Over one trillion cigarettes have been smoked globally between January 1 and this moment, according to Worldometer.
According to the reference website, since the dawn of this day alone, over six billion cigarettes have been smoked by people around the world.
Worldometer, formerly Worldometers, is a reference website that provides counters and real-time statistics for diverse topics. It is owned and operated by a Chinese data company Dadax which generates revenue through online advertising.
As of the time of filing this report, no less than 6,732,441,834 cigarettes have been smoked since the dawn of today while 1,902,269,539,284 cigarettes have been smoked since the beginning of this year till date, according to the statistics which changes virtually every second.
The data also shows that over 1,717,911 people have died from smoking cigarettes globally this year alone, according to the statistics which changes virtually every second.
According to the World Health Organisation, tobacco is one of the leading causes of death, illness, and impoverishment and cigarette smoking is the most common form of tobacco use worldwide.
“The tobacco epidemic is one of the biggest public health threats the world has ever faced, killing more than 8 million people a year around the world. More than 7 million of those deaths are the result of direct tobacco use while around 1.2 million are the result of non-smokers being exposed to second-hand smoke,” it said.
The world health body noted that over 80 percent of the 1.3 billion tobacco users worldwide live in low- and middle-income countries, where the burden of tobacco-related illness and death is heaviest.
“Tobacco use contributes to poverty by diverting household spending from basic needs such as food and shelter to tobacco.
“The economic costs of tobacco use are substantial and include significant health care costs for treating the diseases caused by tobacco use as well as the lost human capital that results from tobacco-attributable morbidity and mortality.
“In some countries, children from poor households are employed in tobacco farming to boost family income. Tobacco growing farmers are also exposed to a number of health risks, including the green tobacco sickness,” WHO said.
A Consultant Family Physician and Head of Department, Family Medicine Department at the University of Ilorin, Dr. Ibrahim Kuranga-Suleiman said smoking raises the risk of cancer among other things.
“Smokers are at risk of developing lung cancer and have higher rates of pancreatic cancer. Smoking may damage blood vessels and disrupt blood flow.
“Smoking tobacco is dangerous to your health. There are no safe substances in any tobacco products, and it can lead to a variety of ongoing complications in the body, as well as long-term effects on your body systems.
“When you inhale smoke, you’re gradually causing damage to your lungs. Over time, this damage leads to a variety of problems. Along with increased infections, people who smoke are at higher risk of lung problems,” he said.

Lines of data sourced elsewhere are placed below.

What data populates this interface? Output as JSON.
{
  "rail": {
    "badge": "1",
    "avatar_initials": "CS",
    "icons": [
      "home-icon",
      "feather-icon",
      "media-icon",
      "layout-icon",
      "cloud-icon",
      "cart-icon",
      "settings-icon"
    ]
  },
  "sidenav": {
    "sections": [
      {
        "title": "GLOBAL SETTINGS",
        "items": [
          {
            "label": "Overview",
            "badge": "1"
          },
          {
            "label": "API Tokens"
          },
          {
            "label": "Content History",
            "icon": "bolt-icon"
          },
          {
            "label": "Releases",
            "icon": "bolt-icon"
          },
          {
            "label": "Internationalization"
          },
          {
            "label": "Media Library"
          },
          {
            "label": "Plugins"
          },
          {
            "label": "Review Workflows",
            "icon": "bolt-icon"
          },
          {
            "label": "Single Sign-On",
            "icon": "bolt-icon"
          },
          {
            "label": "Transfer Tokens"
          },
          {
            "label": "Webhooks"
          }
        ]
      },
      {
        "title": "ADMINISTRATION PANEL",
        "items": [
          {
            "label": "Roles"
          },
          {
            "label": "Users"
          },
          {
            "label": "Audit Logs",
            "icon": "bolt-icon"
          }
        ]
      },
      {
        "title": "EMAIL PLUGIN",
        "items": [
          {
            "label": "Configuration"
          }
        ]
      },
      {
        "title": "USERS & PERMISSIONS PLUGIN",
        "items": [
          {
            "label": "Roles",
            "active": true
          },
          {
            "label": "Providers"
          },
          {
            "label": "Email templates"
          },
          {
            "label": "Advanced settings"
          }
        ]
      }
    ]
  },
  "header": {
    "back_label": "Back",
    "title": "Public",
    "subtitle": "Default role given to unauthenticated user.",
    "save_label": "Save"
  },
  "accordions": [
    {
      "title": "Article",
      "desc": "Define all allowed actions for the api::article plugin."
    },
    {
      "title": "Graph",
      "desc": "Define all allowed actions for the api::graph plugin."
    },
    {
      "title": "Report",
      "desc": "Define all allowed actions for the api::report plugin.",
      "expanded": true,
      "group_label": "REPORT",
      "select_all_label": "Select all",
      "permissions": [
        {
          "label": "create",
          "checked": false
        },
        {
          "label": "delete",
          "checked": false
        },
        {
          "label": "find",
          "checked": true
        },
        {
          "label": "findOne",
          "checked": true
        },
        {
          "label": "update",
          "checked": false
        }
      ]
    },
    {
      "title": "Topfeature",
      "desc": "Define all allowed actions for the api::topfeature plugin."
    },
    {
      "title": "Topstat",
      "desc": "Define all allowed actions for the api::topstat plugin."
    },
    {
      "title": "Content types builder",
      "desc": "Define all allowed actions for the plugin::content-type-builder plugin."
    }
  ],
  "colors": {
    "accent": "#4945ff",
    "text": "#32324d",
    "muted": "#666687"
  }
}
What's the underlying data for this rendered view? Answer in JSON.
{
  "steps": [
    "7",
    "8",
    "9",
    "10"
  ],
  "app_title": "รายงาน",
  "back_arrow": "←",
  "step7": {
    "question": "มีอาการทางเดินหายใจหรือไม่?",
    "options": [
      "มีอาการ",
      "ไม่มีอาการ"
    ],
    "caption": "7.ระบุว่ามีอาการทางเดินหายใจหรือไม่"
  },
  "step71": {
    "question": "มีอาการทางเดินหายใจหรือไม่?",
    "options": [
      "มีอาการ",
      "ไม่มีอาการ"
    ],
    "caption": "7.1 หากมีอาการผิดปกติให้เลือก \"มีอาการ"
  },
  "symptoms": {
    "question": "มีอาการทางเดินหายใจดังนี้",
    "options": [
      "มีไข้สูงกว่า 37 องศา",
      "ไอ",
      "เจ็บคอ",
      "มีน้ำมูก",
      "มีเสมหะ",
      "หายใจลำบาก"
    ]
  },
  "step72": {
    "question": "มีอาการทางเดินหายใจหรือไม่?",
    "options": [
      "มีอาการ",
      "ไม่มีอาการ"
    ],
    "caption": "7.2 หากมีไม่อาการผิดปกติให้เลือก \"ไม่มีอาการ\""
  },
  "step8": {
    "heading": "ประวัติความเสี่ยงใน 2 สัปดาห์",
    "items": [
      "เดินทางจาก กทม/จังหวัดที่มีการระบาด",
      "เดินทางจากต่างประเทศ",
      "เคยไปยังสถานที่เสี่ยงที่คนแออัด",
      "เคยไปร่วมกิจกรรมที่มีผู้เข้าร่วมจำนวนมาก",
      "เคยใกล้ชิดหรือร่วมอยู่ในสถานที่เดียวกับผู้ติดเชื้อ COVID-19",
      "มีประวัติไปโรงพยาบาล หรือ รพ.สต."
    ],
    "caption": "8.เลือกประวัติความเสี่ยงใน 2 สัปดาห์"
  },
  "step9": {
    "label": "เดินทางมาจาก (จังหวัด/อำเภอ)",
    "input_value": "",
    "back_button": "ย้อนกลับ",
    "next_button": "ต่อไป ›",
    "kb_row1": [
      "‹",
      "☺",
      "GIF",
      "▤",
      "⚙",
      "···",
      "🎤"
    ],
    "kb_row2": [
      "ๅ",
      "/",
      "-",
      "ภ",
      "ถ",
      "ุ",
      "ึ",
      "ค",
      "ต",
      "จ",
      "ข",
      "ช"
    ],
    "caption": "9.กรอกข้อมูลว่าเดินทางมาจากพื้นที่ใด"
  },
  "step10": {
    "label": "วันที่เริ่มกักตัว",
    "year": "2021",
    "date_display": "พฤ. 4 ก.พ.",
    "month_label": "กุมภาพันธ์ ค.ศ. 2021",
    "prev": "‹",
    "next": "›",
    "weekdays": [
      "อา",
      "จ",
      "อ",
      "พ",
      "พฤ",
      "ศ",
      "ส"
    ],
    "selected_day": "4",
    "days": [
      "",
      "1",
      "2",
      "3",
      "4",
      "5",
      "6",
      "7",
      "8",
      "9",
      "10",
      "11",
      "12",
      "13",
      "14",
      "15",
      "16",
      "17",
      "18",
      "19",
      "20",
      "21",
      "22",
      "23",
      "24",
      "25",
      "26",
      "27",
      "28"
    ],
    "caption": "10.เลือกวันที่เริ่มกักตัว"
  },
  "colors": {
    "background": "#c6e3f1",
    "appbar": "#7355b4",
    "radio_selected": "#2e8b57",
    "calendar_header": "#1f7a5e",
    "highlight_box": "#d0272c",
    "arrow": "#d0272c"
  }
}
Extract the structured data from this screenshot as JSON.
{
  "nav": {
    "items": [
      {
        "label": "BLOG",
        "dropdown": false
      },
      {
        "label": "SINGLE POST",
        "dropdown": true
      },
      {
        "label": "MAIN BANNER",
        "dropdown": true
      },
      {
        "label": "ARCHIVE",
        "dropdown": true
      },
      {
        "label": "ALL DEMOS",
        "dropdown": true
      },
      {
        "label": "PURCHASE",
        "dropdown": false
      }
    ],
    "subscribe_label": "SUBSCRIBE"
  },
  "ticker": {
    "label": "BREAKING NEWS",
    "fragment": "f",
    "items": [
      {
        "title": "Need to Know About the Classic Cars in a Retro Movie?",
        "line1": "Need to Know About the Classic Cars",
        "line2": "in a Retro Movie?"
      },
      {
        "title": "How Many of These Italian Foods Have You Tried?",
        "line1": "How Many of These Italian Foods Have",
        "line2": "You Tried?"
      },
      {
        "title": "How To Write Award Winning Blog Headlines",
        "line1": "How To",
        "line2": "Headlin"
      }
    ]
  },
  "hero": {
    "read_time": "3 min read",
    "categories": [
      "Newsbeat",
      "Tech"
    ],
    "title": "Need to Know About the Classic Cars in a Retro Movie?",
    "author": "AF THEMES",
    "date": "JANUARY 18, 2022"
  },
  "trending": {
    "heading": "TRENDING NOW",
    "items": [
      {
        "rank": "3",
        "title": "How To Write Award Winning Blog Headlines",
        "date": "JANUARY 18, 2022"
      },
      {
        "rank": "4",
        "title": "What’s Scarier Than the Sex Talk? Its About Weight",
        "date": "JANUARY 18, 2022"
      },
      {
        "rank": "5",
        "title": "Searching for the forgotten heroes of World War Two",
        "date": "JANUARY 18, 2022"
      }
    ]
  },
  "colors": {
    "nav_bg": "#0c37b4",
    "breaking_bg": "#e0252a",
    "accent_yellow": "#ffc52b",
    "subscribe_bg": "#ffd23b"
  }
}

The physician said smoking damages the cardiovascular system.
“Smoking also raises blood pressure, weakens blood vessel walls, and raises the risk for stroke and heart disease,” he said.
Source: Punch Newspaper